* What the task requires
Retype all of the data word for word, without pictures.

[Dataset rows for apps and sites]
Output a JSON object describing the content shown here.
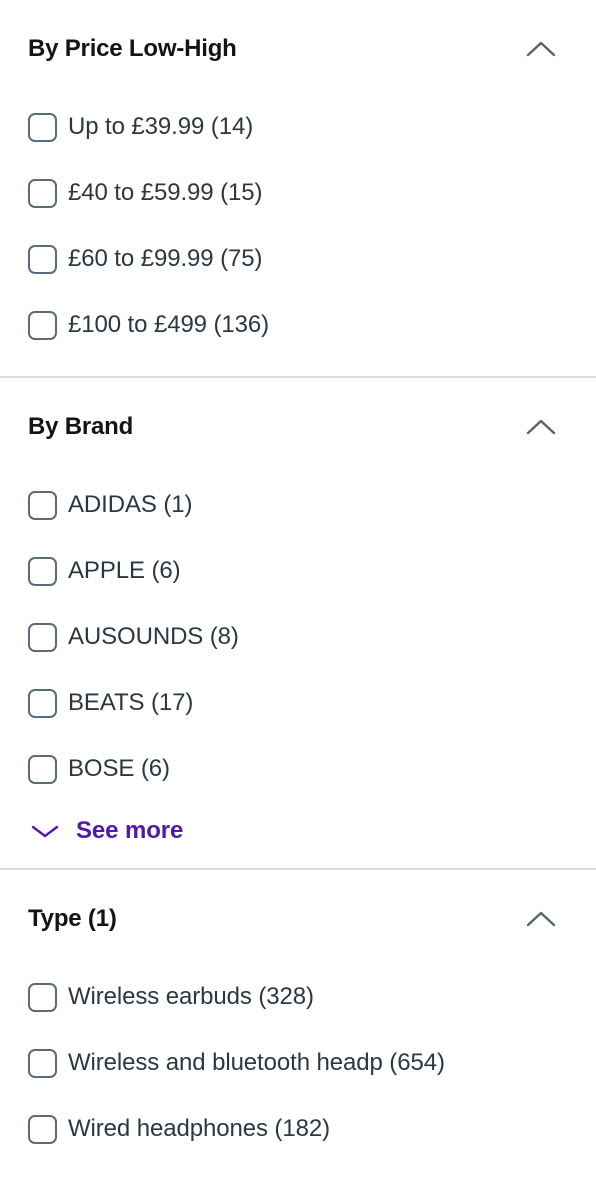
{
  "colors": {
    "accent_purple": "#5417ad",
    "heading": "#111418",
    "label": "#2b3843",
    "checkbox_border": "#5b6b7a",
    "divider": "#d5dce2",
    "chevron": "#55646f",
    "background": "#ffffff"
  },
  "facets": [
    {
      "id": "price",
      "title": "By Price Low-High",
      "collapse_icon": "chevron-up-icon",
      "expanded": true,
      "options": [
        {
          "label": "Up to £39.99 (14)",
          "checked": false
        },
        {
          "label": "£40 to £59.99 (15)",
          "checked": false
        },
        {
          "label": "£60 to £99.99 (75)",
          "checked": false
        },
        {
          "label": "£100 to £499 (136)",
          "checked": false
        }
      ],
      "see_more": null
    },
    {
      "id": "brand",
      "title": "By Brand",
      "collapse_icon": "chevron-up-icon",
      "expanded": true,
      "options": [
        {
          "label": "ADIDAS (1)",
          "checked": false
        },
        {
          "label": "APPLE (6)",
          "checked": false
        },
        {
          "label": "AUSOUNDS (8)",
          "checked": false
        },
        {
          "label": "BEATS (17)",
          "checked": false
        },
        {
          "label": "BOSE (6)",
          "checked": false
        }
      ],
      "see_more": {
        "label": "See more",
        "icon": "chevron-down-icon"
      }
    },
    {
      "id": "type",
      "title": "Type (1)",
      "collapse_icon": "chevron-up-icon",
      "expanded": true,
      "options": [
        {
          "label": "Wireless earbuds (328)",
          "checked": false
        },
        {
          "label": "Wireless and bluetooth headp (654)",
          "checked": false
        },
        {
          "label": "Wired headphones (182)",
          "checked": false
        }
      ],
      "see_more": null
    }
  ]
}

* Response area
Output a JSON object describing the content shown here.
{
  "colors": {
    "accent_purple": "#5417ad",
    "heading": "#111418",
    "label": "#2b3843",
    "checkbox_border": "#5b6b7a",
    "divider": "#d5dce2",
    "chevron": "#55646f",
    "background": "#ffffff"
  },
  "facets": [
    {
      "id": "price",
      "title": "By Price Low-High",
      "collapse_icon": "chevron-up-icon",
      "expanded": true,
      "options": [
        {
          "label": "Up to £39.99 (14)",
          "checked": false
        },
        {
          "label": "£40 to £59.99 (15)",
          "checked": false
        },
        {
          "label": "£60 to £99.99 (75)",
          "checked": false
        },
        {
          "label": "£100 to £499 (136)",
          "checked": false
        }
      ],
      "see_more": null
    },
    {
      "id": "brand",
      "title": "By Brand",
      "collapse_icon": "chevron-up-icon",
      "expanded": true,
      "options": [
        {
          "label": "ADIDAS (1)",
          "checked": false
        },
        {
          "label": "APPLE (6)",
          "checked": false
        },
        {
          "label": "AUSOUNDS (8)",
          "checked": false
        },
        {
          "label": "BEATS (17)",
          "checked": false
        },
        {
          "label": "BOSE (6)",
          "checked": false
        }
      ],
      "see_more": {
        "label": "See more",
        "icon": "chevron-down-icon"
      }
    },
    {
      "id": "type",
      "title": "Type (1)",
      "collapse_icon": "chevron-up-icon",
      "expanded": true,
      "options": [
        {
          "label": "Wireless earbuds (328)",
          "checked": false
        },
        {
          "label": "Wireless and bluetooth headp (654)",
          "checked": false
        },
        {
          "label": "Wired headphones (182)",
          "checked": false
        }
      ],
      "see_more": null
    }
  ]
}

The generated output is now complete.